Redmond is starting shipments of a 256GB version of its Surface Pro fondleslab to Japanese customers from June 7, according to the local Microsoft website.
Microsoft is not even bothering to push the 64GB model to Japanese consumers and is just selling its current 128GB system and the new supersized version, for ¥99,800 ($986.62) and ¥119,800 ($1184.34) respectively. Touch and Type Pad covers are considered optional extras.
Unlike their counterparts in other markets, the Japanese fondleslabs will come with Windows 8 Pro and Office Home and Business preloaded. Microsoft has also come up with a number of exclusive designs for the locals, and they will be sold from the Microsoft website and from local retailers EDION, K's Denki Group, Bic Camera, Yamada Denki, and Yodobashi Cameras.
"We are excited at the tremendous response to the upcoming Surface Pro availability in Japan," Microsoft told El Reg in a statement. "With regards to future markets and other details, we have nothing to share at this time."
The Japanese are a traditional testing ground for new hardware and the response to a 256GB Surface Pro version will be closely monitored. It's a logical evolution for Surface to go to 256GB, particularly since the 64GB version has proved so irritating for some.

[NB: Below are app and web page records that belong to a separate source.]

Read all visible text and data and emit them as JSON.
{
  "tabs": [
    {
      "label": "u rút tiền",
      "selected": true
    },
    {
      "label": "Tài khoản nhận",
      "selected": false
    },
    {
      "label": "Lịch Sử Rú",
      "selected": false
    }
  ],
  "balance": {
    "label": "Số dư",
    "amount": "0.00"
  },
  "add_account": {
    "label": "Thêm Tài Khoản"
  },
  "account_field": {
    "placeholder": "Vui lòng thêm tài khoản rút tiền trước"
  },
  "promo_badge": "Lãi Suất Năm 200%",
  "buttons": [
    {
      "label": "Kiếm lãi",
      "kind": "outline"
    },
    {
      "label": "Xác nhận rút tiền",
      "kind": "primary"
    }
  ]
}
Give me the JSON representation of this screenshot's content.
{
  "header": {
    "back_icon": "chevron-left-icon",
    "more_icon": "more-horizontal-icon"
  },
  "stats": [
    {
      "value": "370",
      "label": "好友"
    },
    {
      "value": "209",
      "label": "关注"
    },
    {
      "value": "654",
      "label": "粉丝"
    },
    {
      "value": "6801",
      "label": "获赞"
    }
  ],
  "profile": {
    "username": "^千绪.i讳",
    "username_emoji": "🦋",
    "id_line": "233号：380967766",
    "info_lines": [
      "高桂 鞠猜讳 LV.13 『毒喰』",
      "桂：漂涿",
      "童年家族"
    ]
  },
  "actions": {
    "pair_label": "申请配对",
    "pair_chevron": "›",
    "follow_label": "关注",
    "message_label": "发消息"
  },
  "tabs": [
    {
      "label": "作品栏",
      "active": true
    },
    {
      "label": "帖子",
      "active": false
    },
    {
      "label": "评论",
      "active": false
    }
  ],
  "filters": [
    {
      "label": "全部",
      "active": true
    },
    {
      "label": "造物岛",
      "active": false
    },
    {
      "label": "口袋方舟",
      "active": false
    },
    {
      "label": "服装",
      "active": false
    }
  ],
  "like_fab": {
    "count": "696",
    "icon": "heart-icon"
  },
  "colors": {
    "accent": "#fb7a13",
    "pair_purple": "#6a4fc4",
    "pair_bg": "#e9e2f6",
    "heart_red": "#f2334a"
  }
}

Once the operating system is installed, users of the 64GB version only have 29GB of space to play with, which is a bit frustrating, considering the price of the kit. Buyers seem keener on the 128GB version (although exact sales figures haven't been released) and the 256GB version should prove popular.
How quickly the rest of the buying public will get the 256GB version remains to be seen – Microsoft still hasn’t finished rolling the original product line out across all world markets yet, and no doubt it's watching the price of solid-state drives closely to support a push into roomier tablets.
While the prices for larger drives are still falling, they aren’t going down as fast as many in the industry would like. Getting them in volume at a price that's right could be the most limiting factor in Microsoft's expansion plans.
Sales of the Surface (and its RT cousin) haven't exactly been stellar. The latest analyst data suggests the company has sold just under a million units, carving itself out 1.8 per cent of the market. ®